§ **ACTIVITY**
Copy every line from the records that holds the word "title".

Saved entries
****

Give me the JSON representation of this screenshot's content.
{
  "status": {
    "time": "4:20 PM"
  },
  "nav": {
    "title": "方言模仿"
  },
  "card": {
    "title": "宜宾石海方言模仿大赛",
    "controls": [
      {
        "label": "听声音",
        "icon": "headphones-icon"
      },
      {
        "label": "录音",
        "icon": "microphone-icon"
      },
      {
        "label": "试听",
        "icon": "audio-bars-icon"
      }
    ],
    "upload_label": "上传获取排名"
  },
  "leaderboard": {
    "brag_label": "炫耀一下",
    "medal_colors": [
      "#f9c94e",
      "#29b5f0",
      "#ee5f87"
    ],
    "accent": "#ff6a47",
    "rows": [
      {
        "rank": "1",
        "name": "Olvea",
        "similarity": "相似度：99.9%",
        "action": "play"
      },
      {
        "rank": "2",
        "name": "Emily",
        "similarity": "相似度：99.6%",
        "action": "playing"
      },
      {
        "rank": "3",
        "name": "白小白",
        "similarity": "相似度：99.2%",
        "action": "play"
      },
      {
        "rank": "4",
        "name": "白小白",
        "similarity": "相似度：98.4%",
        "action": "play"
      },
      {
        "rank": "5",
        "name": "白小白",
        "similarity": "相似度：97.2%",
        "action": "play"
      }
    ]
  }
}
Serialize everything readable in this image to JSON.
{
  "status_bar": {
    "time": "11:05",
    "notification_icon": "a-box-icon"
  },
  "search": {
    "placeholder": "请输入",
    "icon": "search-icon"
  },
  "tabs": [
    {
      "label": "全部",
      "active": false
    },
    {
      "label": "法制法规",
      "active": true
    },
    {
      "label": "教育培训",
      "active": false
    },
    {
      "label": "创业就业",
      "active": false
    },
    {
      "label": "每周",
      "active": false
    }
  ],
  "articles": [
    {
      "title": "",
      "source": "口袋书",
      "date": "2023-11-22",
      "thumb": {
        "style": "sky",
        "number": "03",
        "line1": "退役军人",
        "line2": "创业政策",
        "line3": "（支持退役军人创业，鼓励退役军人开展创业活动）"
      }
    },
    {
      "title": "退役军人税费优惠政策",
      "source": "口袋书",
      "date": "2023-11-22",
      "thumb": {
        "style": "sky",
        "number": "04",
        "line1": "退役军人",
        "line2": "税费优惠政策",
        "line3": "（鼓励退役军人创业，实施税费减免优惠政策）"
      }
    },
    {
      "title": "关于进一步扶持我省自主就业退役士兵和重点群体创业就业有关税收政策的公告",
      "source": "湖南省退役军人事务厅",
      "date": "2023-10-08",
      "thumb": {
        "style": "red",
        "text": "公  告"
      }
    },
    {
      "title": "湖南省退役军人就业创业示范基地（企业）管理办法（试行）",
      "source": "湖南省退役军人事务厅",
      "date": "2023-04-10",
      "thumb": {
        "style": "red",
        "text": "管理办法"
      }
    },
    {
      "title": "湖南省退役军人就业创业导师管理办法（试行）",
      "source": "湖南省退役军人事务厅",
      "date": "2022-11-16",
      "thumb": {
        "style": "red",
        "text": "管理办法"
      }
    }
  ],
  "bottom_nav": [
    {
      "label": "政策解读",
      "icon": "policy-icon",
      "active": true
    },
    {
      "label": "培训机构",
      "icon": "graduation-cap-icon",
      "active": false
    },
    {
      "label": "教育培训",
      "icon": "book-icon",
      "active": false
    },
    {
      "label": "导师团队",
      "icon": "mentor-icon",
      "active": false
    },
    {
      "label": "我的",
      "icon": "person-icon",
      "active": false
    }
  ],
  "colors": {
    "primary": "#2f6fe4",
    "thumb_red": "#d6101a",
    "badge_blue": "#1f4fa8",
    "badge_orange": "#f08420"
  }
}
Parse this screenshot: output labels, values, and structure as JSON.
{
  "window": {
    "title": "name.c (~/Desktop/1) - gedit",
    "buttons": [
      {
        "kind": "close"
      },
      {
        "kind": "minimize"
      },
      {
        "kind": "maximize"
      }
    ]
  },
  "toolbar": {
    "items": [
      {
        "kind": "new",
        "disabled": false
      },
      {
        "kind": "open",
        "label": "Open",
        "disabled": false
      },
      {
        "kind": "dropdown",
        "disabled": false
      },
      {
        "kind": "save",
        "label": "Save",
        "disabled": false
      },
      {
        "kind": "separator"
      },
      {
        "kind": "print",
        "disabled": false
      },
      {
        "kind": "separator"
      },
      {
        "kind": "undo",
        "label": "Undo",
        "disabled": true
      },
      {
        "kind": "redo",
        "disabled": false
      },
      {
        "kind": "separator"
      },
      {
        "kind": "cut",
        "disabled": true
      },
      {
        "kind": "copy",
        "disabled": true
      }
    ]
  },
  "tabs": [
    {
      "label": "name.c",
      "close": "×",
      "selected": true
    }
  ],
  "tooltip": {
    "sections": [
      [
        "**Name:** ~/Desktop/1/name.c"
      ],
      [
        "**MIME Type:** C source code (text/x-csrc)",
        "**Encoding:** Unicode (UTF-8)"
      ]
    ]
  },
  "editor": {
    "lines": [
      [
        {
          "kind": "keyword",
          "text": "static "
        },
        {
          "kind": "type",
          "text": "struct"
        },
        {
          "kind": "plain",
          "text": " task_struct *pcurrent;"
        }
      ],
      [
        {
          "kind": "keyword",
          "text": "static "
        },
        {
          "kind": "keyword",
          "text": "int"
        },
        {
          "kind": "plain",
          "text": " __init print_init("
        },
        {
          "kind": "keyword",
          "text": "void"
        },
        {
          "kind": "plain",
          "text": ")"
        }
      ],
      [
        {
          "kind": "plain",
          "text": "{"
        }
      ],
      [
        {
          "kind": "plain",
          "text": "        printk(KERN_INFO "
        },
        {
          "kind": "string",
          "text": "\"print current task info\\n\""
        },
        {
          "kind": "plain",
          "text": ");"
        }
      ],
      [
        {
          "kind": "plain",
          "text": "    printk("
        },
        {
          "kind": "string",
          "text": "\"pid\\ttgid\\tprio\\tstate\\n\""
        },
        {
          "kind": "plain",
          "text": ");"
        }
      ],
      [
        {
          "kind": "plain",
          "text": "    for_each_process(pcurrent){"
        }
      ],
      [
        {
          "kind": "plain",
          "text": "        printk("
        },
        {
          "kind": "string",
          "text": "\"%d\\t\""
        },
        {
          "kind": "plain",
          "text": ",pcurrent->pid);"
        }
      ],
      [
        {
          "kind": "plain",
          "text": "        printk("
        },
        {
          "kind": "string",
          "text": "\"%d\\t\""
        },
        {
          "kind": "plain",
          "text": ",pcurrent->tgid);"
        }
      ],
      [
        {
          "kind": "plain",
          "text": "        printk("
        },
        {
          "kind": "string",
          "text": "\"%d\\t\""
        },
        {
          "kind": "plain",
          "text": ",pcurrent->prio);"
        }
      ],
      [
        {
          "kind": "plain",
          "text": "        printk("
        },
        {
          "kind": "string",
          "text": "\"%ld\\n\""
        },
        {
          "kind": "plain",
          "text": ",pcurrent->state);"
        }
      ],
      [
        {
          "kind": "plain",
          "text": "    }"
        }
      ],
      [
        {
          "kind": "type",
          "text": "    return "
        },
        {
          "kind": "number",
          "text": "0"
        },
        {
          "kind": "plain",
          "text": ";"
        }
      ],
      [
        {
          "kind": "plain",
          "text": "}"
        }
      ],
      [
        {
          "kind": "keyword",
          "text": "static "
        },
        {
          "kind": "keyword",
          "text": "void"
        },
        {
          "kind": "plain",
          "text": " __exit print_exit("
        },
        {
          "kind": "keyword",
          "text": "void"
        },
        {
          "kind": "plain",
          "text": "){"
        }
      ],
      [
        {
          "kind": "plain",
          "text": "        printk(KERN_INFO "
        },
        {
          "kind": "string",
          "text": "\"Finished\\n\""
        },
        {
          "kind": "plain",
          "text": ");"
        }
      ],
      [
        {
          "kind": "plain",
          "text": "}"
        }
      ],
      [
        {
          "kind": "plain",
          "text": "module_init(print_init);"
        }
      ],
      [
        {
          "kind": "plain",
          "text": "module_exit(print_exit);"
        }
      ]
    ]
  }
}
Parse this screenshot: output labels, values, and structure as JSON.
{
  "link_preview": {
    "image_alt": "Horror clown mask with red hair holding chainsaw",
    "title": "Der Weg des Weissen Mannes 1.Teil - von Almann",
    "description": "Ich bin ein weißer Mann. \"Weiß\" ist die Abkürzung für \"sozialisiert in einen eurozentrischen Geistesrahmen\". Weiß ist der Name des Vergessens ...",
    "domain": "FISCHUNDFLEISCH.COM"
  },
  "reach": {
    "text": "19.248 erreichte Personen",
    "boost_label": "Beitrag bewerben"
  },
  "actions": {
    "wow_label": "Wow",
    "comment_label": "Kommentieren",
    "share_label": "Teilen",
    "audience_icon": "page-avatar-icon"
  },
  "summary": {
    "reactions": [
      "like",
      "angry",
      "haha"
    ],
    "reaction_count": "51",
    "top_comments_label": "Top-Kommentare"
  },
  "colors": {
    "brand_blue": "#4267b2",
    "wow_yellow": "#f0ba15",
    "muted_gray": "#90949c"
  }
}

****

§ **SOLUTION TO THIS PROBLEM**
    "title": "方言模仿"
    "title": "宜宾石海方言模仿大赛",
      "title": "",
      "title": "退役军人税费优惠政策",
      "title": "关于进一步扶持我省自主就业退役士兵和重点群体创业就业有关税收政策的公告",
      "title": "湖南省退役军人就业创业示范基地（企业）管理办法（试行）",
      "title": "湖南省退役军人就业创业导师管理办法（试行）",
    "title": "name.c (~/Desktop/1) - gedit",
    "title": "Der Weg des Weissen Mannes 1.Teil - von Almann",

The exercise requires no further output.